Source information:
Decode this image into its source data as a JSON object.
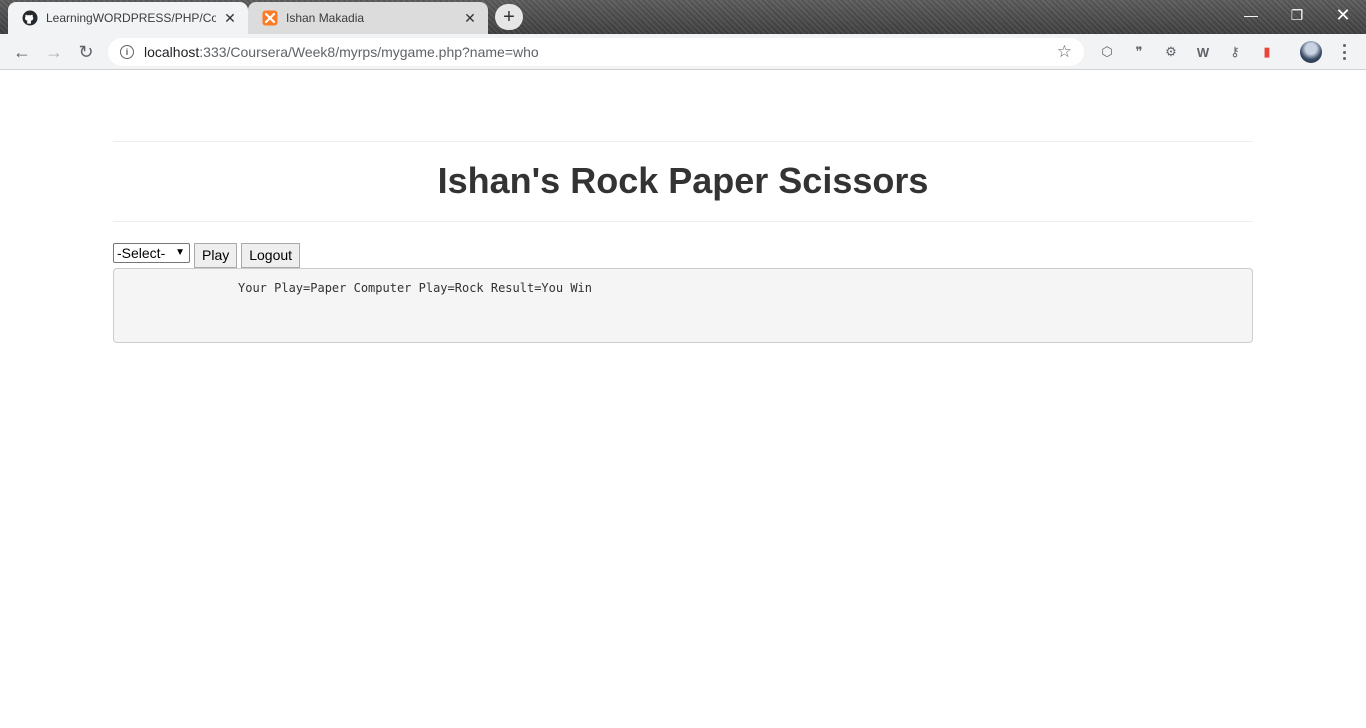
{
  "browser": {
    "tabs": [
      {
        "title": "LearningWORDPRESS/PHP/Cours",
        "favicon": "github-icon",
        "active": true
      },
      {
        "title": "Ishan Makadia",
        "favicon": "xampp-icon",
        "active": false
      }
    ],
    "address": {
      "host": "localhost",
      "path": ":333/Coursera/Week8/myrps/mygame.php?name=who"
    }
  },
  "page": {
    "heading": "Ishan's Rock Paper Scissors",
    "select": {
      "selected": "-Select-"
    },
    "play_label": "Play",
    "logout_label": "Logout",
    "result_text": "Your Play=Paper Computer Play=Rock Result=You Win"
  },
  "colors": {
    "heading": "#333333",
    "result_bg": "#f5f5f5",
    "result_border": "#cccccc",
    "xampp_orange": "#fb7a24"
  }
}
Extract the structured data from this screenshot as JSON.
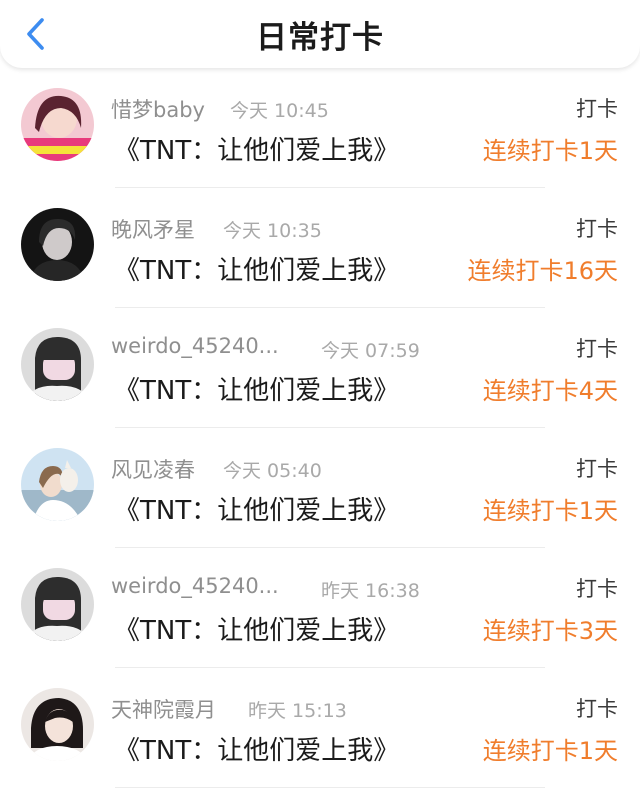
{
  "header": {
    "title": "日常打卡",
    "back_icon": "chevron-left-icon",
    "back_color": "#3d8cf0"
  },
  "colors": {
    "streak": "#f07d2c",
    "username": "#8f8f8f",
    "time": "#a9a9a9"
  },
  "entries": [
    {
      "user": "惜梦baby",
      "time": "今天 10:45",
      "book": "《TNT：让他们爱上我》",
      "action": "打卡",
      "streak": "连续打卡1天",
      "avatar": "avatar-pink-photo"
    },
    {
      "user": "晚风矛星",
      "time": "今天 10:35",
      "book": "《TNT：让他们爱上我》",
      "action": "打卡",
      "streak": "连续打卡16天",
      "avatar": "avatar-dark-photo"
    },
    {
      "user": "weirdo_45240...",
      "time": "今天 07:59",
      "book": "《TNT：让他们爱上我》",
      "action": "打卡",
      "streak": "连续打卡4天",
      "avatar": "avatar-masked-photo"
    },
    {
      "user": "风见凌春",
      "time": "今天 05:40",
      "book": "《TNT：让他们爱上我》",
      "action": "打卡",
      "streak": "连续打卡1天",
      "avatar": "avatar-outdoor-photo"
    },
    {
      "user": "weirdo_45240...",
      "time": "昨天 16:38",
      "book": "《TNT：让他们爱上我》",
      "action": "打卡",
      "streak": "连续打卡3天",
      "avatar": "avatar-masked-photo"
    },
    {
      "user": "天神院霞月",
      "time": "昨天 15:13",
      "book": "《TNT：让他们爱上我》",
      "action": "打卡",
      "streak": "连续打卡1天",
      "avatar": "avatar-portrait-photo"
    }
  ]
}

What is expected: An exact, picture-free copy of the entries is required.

Response box:
Decode this image into its source data as a JSON object.
{
  "browser": {
    "tabs": [
      {
        "title": "LearningWORDPRESS/PHP/Cours",
        "favicon": "github-icon",
        "active": true
      },
      {
        "title": "Ishan Makadia",
        "favicon": "xampp-icon",
        "active": false
      }
    ],
    "address": {
      "host": "localhost",
      "path": ":333/Coursera/Week8/myrps/mygame.php?name=who"
    }
  },
  "page": {
    "heading": "Ishan's Rock Paper Scissors",
    "select": {
      "selected": "-Select-"
    },
    "play_label": "Play",
    "logout_label": "Logout",
    "result_text": "Your Play=Paper Computer Play=Rock Result=You Win"
  },
  "colors": {
    "heading": "#333333",
    "result_bg": "#f5f5f5",
    "result_border": "#cccccc",
    "xampp_orange": "#fb7a24"
  }
}
Extract the structured data from this screenshot as JSON.
{
  "header": {
    "title": "日常打卡",
    "back_icon": "chevron-left-icon",
    "back_color": "#3d8cf0"
  },
  "colors": {
    "streak": "#f07d2c",
    "username": "#8f8f8f",
    "time": "#a9a9a9"
  },
  "entries": [
    {
      "user": "惜梦baby",
      "time": "今天 10:45",
      "book": "《TNT：让他们爱上我》",
      "action": "打卡",
      "streak": "连续打卡1天",
      "avatar": "avatar-pink-photo"
    },
    {
      "user": "晚风矛星",
      "time": "今天 10:35",
      "book": "《TNT：让他们爱上我》",
      "action": "打卡",
      "streak": "连续打卡16天",
      "avatar": "avatar-dark-photo"
    },
    {
      "user": "weirdo_45240...",
      "time": "今天 07:59",
      "book": "《TNT：让他们爱上我》",
      "action": "打卡",
      "streak": "连续打卡4天",
      "avatar": "avatar-masked-photo"
    },
    {
      "user": "风见凌春",
      "time": "今天 05:40",
      "book": "《TNT：让他们爱上我》",
      "action": "打卡",
      "streak": "连续打卡1天",
      "avatar": "avatar-outdoor-photo"
    },
    {
      "user": "weirdo_45240...",
      "time": "昨天 16:38",
      "book": "《TNT：让他们爱上我》",
      "action": "打卡",
      "streak": "连续打卡3天",
      "avatar": "avatar-masked-photo"
    },
    {
      "user": "天神院霞月",
      "time": "昨天 15:13",
      "book": "《TNT：让他们爱上我》",
      "action": "打卡",
      "streak": "连续打卡1天",
      "avatar": "avatar-portrait-photo"
    }
  ]
}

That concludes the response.